Data to use →
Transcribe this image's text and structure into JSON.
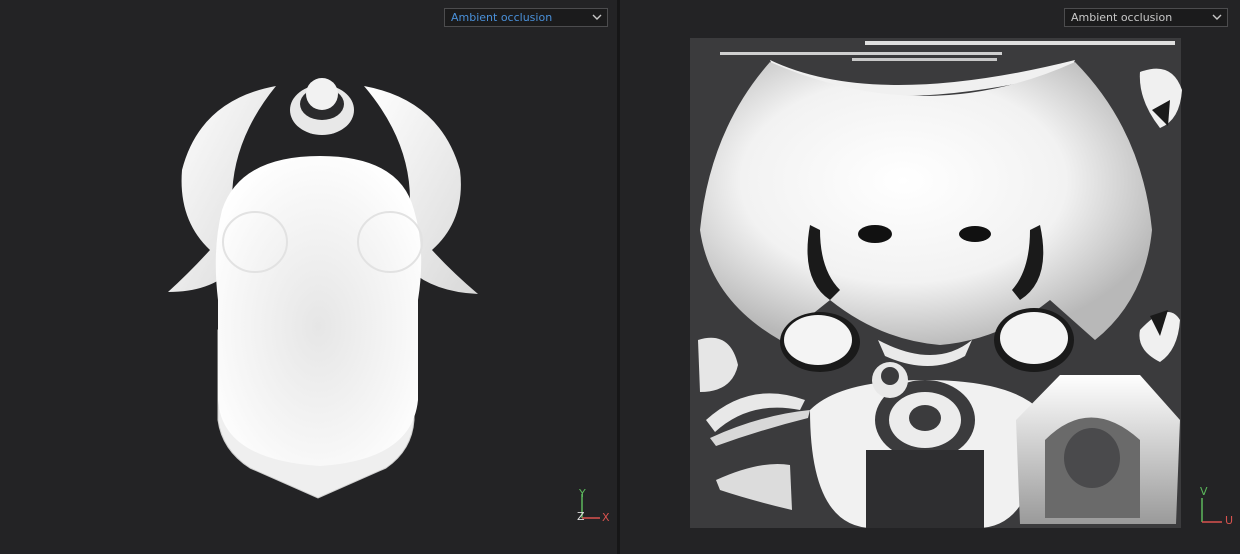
{
  "viewport_3d": {
    "channel_select": {
      "value": "Ambient occlusion",
      "text_color": "#4a90d9"
    },
    "axis_gizmo": {
      "y_label": "Y",
      "x_label": "X",
      "z_label": "Z"
    }
  },
  "viewport_2d": {
    "channel_select": {
      "value": "Ambient occlusion",
      "text_color": "#c8c8c8"
    },
    "axis_gizmo": {
      "v_label": "V",
      "u_label": "U"
    }
  },
  "colors": {
    "background": "#232325",
    "axis_red": "#d9534f",
    "axis_green": "#5cb85c"
  }
}
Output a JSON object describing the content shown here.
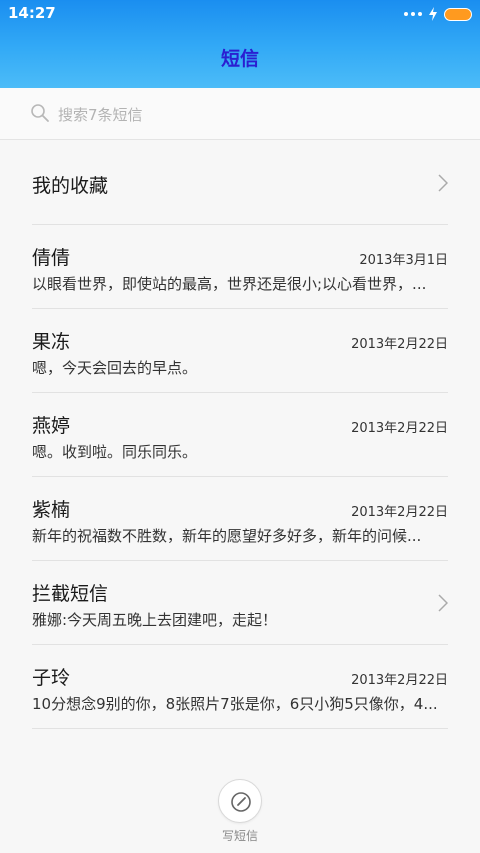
{
  "status_bar": {
    "time": "14:27",
    "battery_color": "#ff9a1f"
  },
  "header": {
    "title": "短信",
    "title_color": "#2a1fd1"
  },
  "search": {
    "placeholder": "搜索7条短信",
    "icon": "search-icon"
  },
  "favorites": {
    "label": "我的收藏",
    "icon": "chevron-right-icon"
  },
  "messages": [
    {
      "name": "倩倩",
      "date": "2013年3月1日",
      "preview": "以眼看世界，即使站的最高，世界还是很小;以心看世界，..."
    },
    {
      "name": "果冻",
      "date": "2013年2月22日",
      "preview": "嗯，今天会回去的早点。"
    },
    {
      "name": "燕婷",
      "date": "2013年2月22日",
      "preview": "嗯。收到啦。同乐同乐。"
    },
    {
      "name": "紫楠",
      "date": "2013年2月22日",
      "preview": "新年的祝福数不胜数，新年的愿望好多好多，新年的问候..."
    },
    {
      "name": "拦截短信",
      "date": "",
      "preview": "雅娜:今天周五晚上去团建吧，走起！",
      "icon": "chevron-right-icon"
    },
    {
      "name": "子玲",
      "date": "2013年2月22日",
      "preview": "10分想念9别的你，8张照片7张是你，6只小狗5只像你，4..."
    }
  ],
  "compose": {
    "label": "写短信",
    "icon": "compose-icon"
  }
}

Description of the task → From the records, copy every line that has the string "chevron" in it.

Answer for this exercise →
    "icon": "chevron-right-icon"
      "icon": "chevron-right-icon"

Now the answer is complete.